A radically different economic flow pattern is operative in Kingston’s high storefront-vacancy Midtown area; the corridor which includes the “red zone” from Franklin and Broadway to Wall Street. Cyclical “tough on crime” raids in this part of town provide the economic fodder and foundation for the mortgages, purchasing power, and lifestyles of thousands of New Yorkers employed by Eastern, Shawngunk, Wallkill, Fishkill, Hudson, Coxsackie, Greenhaven, and Green Prisons to name but a few of many penal institutions—and all of the attendant branches of the NYS criminal justice system.

New Progressive Baptist Pastor Modele Clarke shepherds a Midtown Kingston congregation consisting of 80% “returned citizens,” that is, residents who have returned home following incarceration or drug rehabilitation. On certain blocks i

n Kingston’s Midtown there are only three addresses that are not under some form of legal supervision. As anyone who has attended an ENJAN (End the New Jim Crow Action Network) meeting at Pastor Clarke’s church can attest, the imperative that NYS prison beds must be kept full at all costs is widely recognized.     

The enforced economic contribution to the NYS economy of Kingston’s “red zone” according to a white ENJAN activist who served five years in Ulster County Prisons, is an ensured cell-block head count. She posits that the parole policies that she is subject to make it next to impossible to find meaningful employment (for which she is highly qualified) that would help halt the circular conveyor belt back into the system. As one of only four white women in her prison “pod” of 48 women, she knows the picture is exponentially more abysmal for people of color.  

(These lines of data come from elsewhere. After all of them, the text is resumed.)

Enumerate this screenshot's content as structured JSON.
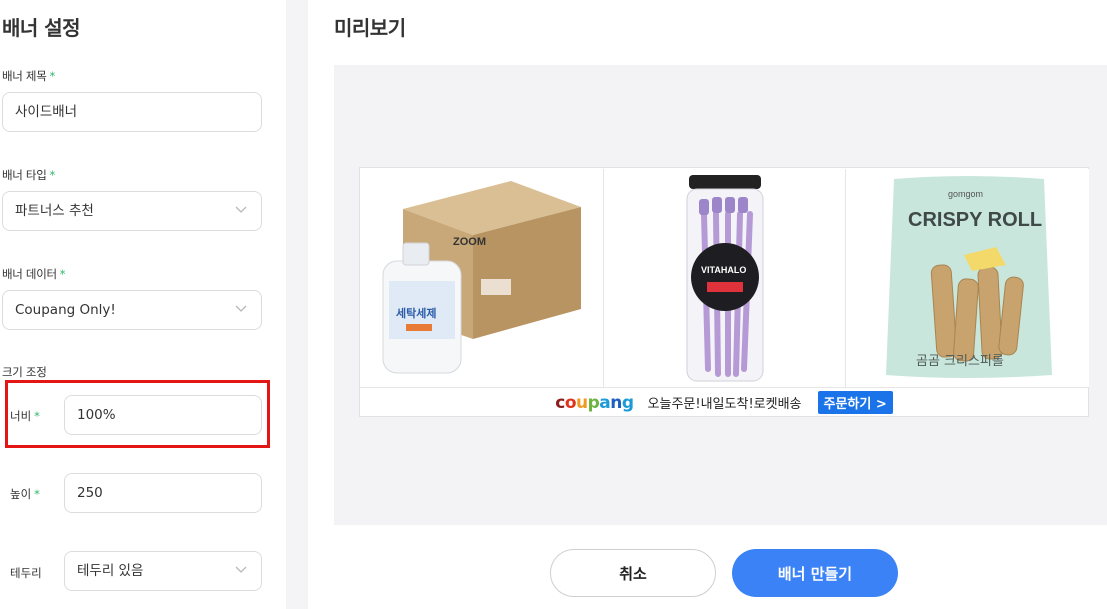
{
  "left_panel": {
    "title": "배너 설정",
    "banner_title": {
      "label": "배너 제목",
      "required_mark": "*",
      "value": "사이드배너"
    },
    "banner_type": {
      "label": "배너 타입",
      "required_mark": "*",
      "value": "파트너스 추천"
    },
    "banner_data": {
      "label": "배너 데이터",
      "required_mark": "*",
      "value": "Coupang Only!"
    },
    "size_section": {
      "label": "크기 조정"
    },
    "width": {
      "label": "너비",
      "required_mark": "*",
      "value": "100%"
    },
    "height": {
      "label": "높이",
      "required_mark": "*",
      "value": "250"
    },
    "border": {
      "label": "테두리",
      "value": "테두리 있음"
    }
  },
  "preview": {
    "title": "미리보기",
    "products": [
      {
        "name": "zoom-detergent",
        "box_text": "ZOOM",
        "bottle_text": "세탁세제"
      },
      {
        "name": "vitahalo-toothbrush",
        "brand": "VITAHALO"
      },
      {
        "name": "crispy-roll",
        "brand": "gomgom",
        "title": "CRISPY ROLL",
        "subtitle": "곰곰 크리스피롤"
      }
    ],
    "footer": {
      "logo": "coupang",
      "tagline": "오늘주문!내일도착!로켓배송",
      "order_button": "주문하기 >"
    }
  },
  "actions": {
    "cancel": "취소",
    "create": "배너 만들기"
  },
  "colors": {
    "accent": "#3b82f6",
    "required": "#2eb86b",
    "highlight": "#e41515"
  }
}
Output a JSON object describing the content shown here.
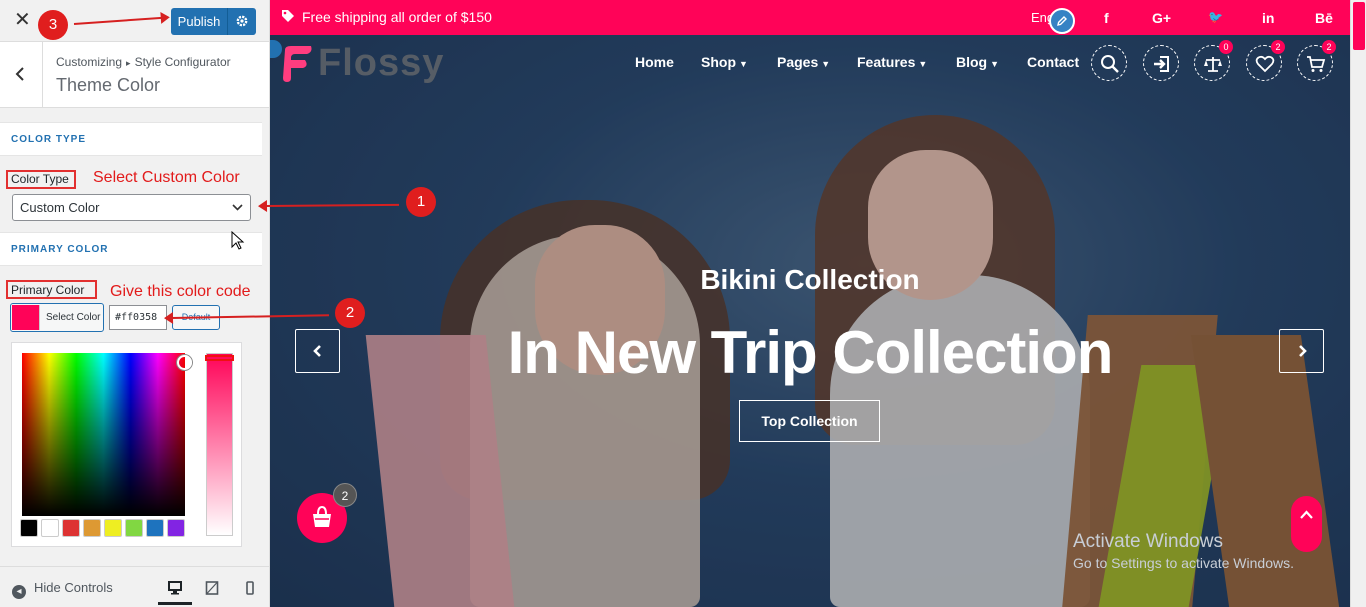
{
  "customizer": {
    "close_icon": "close-icon",
    "publish_label": "Publish",
    "gear_icon": "gear-icon",
    "breadcrumb_parent": "Customizing",
    "breadcrumb_arrow": "▸",
    "breadcrumb_section": "Style Configurator",
    "panel_title": "Theme Color",
    "section_color_type": "COLOR TYPE",
    "color_type_label": "Color Type",
    "color_type_value": "Custom Color",
    "section_primary_color": "PRIMARY COLOR",
    "primary_color_label": "Primary Color",
    "select_color_label": "Select Color",
    "hex_value": "#ff0358",
    "default_label": "Default",
    "selected_color": "#ff0358",
    "palette": [
      "#000000",
      "#ffffff",
      "#dd3333",
      "#dd9933",
      "#eeee22",
      "#81d742",
      "#1e73be",
      "#8224e3"
    ],
    "hide_controls_label": "Hide Controls",
    "devices": [
      "desktop",
      "tablet",
      "mobile"
    ]
  },
  "annotations": {
    "step1": "1",
    "step1_text": "Select Custom Color",
    "step2": "2",
    "step2_text": "Give this color code",
    "step3": "3"
  },
  "site": {
    "topbar_text": "Free shipping all order of $150",
    "language": "Eng",
    "social": [
      "f",
      "G+",
      "🐦",
      "in",
      "Bē"
    ],
    "brand_color": "#ff0358",
    "logo_text": "Flossy",
    "nav": [
      {
        "label": "Home",
        "dropdown": false
      },
      {
        "label": "Shop",
        "dropdown": true
      },
      {
        "label": "Pages",
        "dropdown": true
      },
      {
        "label": "Features",
        "dropdown": true
      },
      {
        "label": "Blog",
        "dropdown": true
      },
      {
        "label": "Contact",
        "dropdown": false
      }
    ],
    "compare_count": "0",
    "wishlist_count": "2",
    "cart_count": "2",
    "hero_subtitle": "Bikini Collection",
    "hero_title": "In New Trip Collection",
    "hero_button": "Top Collection",
    "floating_cart_count": "2",
    "activate_line1": "Activate Windows",
    "activate_line2": "Go to Settings to activate Windows."
  }
}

The lasting impact of movements, whether environmental or social, hinges upon the extent to which the movement emerges from the ranks of those most deeply affected. Similar to the Transition demographic make-up, social justice circles in Kingston draw white middle class activists with connections to the Peace, Civil and Women’s Rights movements of the 60s and 70s. ENJAN meeting participants, for example, are overwhelmingly white. A practical reason for this might be that at any given point in time 50% of Midtown residents are on parole curfews and cannot be out of their homes after 8:00pm to attend meetings.

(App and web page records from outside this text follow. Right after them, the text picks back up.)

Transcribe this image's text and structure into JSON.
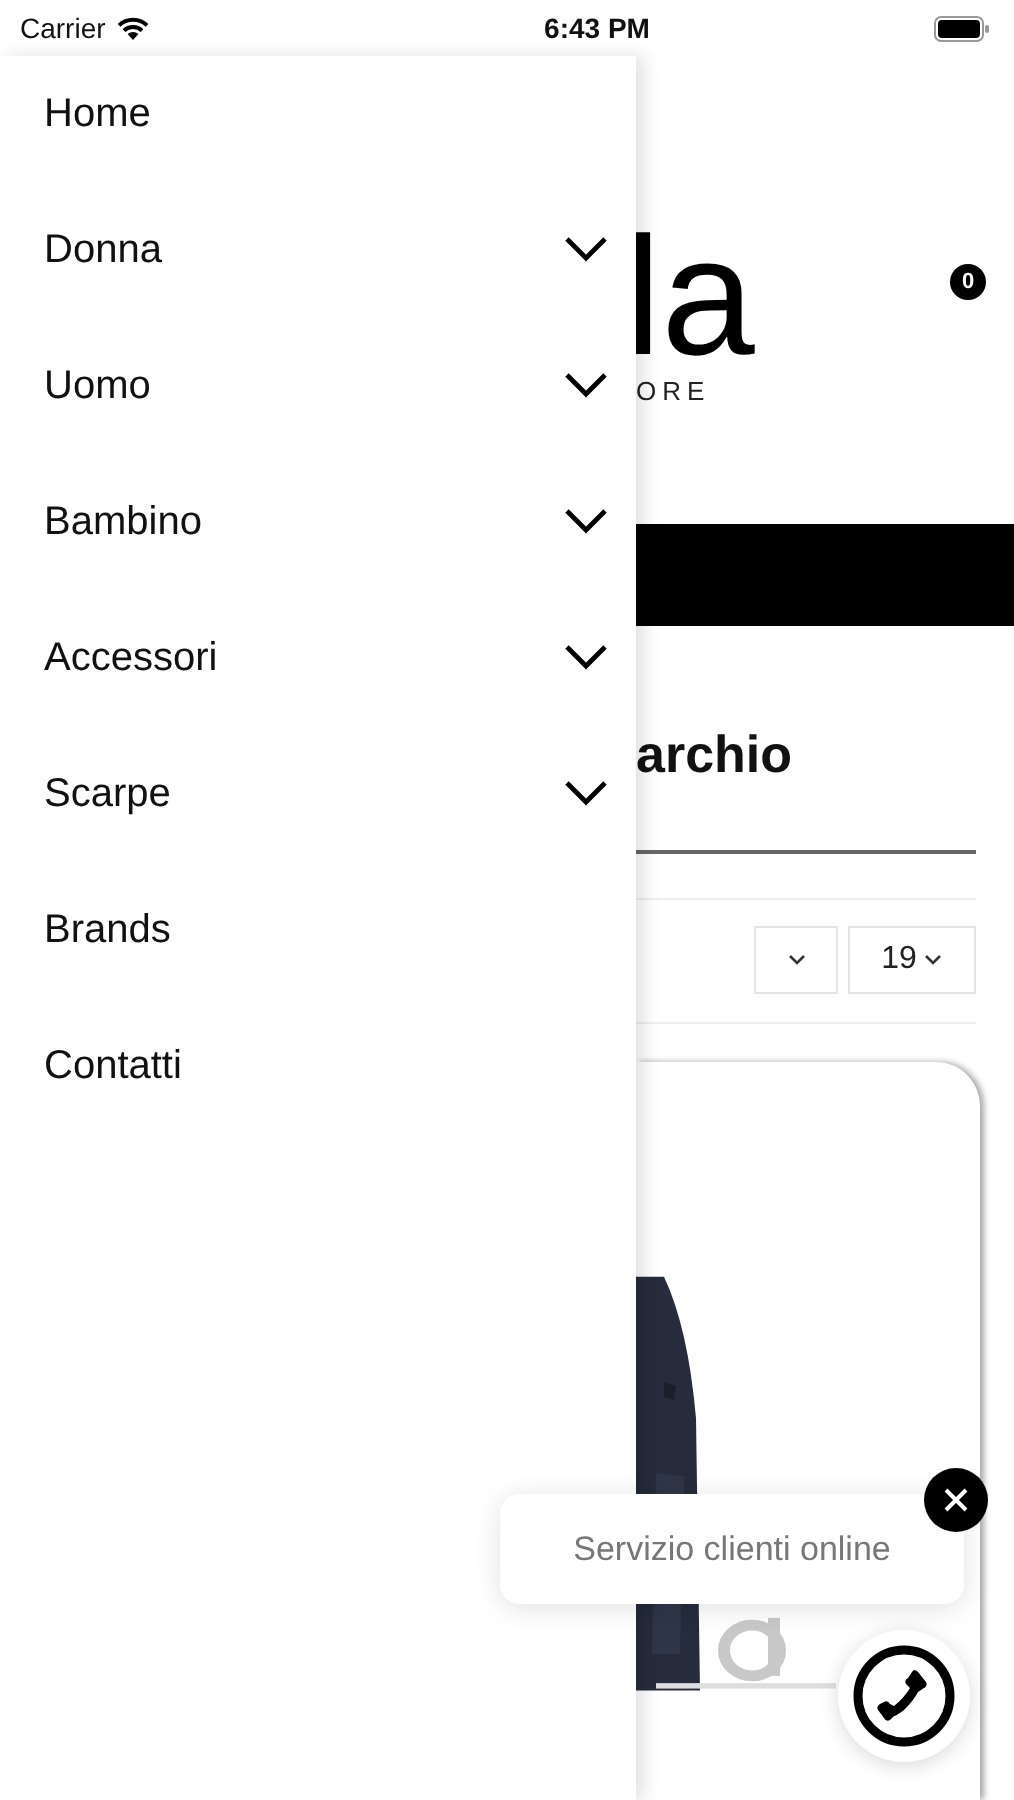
{
  "status_bar": {
    "carrier": "Carrier",
    "time": "6:43 PM"
  },
  "menu": [
    {
      "label": "Home",
      "expandable": false
    },
    {
      "label": "Donna",
      "expandable": true
    },
    {
      "label": "Uomo",
      "expandable": true
    },
    {
      "label": "Bambino",
      "expandable": true
    },
    {
      "label": "Accessori",
      "expandable": true
    },
    {
      "label": "Scarpe",
      "expandable": true
    },
    {
      "label": "Brands",
      "expandable": false
    },
    {
      "label": "Contatti",
      "expandable": false
    }
  ],
  "page": {
    "logo_letters": "la",
    "logo_tagline": "ORE",
    "cart_count": "0",
    "heading": "archio",
    "per_page_select": "19"
  },
  "chat": {
    "message": "Servizio clienti online"
  }
}
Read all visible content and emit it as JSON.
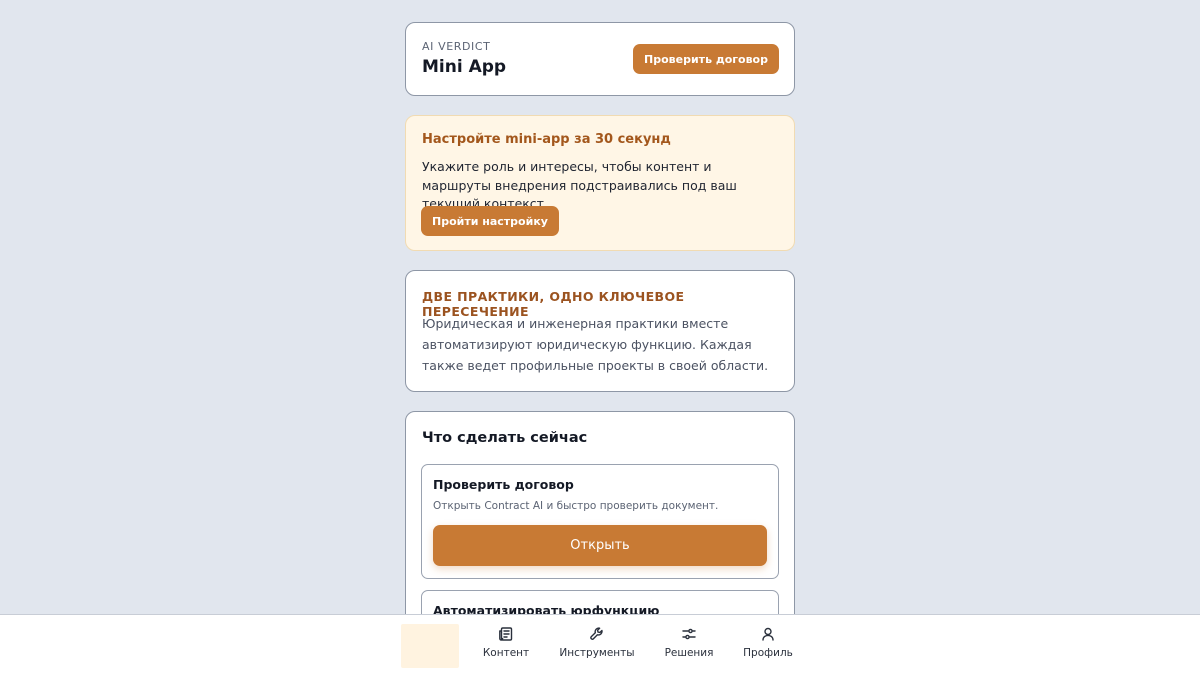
{
  "header": {
    "eyebrow": "AI VERDICT",
    "title": "Mini App",
    "check_button": "Проверить договор"
  },
  "setup": {
    "title": "Настройте mini-app за 30 секунд",
    "text": "Укажите роль и интересы, чтобы контент и маршруты внедрения подстраивались под ваш текущий контекст.",
    "button": "Пройти настройку"
  },
  "practices": {
    "title": "ДВЕ ПРАКТИКИ, ОДНО КЛЮЧЕВОЕ ПЕРЕСЕЧЕНИЕ",
    "text": "Юридическая и инженерная практики вместе автоматизируют юридическую функцию. Каждая также ведет профильные проекты в своей области."
  },
  "actions": {
    "title": "Что сделать сейчас",
    "items": [
      {
        "title": "Проверить договор",
        "description": "Открыть Contract AI и быстро проверить документ.",
        "button": "Открыть"
      },
      {
        "title": "Автоматизировать юрфункцию"
      }
    ]
  },
  "nav": {
    "items": [
      {
        "label": "Контент",
        "icon": "newspaper-icon"
      },
      {
        "label": "Инструменты",
        "icon": "wrench-icon"
      },
      {
        "label": "Решения",
        "icon": "sliders-icon"
      },
      {
        "label": "Профиль",
        "icon": "user-icon"
      }
    ]
  },
  "colors": {
    "accent": "#c87a34",
    "accent_text": "#a3571c",
    "setup_bg": "#fff6e6",
    "page_bg": "#e1e6ee"
  }
}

Further exacerbating the non-intersection of Kingston demographic circles, Pastor Clarke observes that middle class people of color diligently maintain the same distance from those struggling financially in Midtown as their white non-activist counterparts. How might Transition initiatives bridge chasms of this magnitude, mirrored in towns and cities throughout the country?

Meanwhile, as climate change indifferently accelerates, resilience as measured by extreme weather recovery speed is extremely group specific. We’ve repeatedly seen throughout the state in the wake of Hurricanes Irene and Sandy, that electricity is restored much faster in networked neighborhoods with connections to resource persons who can turn on the lights, attend to the roads, and cut through insurance red tape.      

How will Transitioners address the fact that:
a) resource depletion and climate change will effect various groups in different ways?
b) relocalization may not be equally as applicable to everyone?
c) some people are more adaptable than others given aspects of change that have more to do with historical power than place?

Diversification of the Transition movement is a litmus test that can indicate how prepared we really are to embrace a future transformed by climate change in which the old navigation coordinates will have evaporated. The degree to which we can calm the discomfort that often grips us when we are amongst people who appear to be radically different from us is the degree to which we are able to truly deepen our resilience as we wade into the unknown.

The Mid-Atlantic Transition Hub (MATH) will offer a webinar series entitled: “The Maturation of a Social Movement: A Regional Response to a Critique of the Transition Movement” on the Transition US website. The series will explore diversity in Transitioning among other issues raised in the Simplicity Institute critique. The first webinar session will be offered November 6, 2014. Registration online.

Pamela Boyce Simms is a Transition Trainer of the Mid-Atlantic Transition Hub (MATH) of Transition US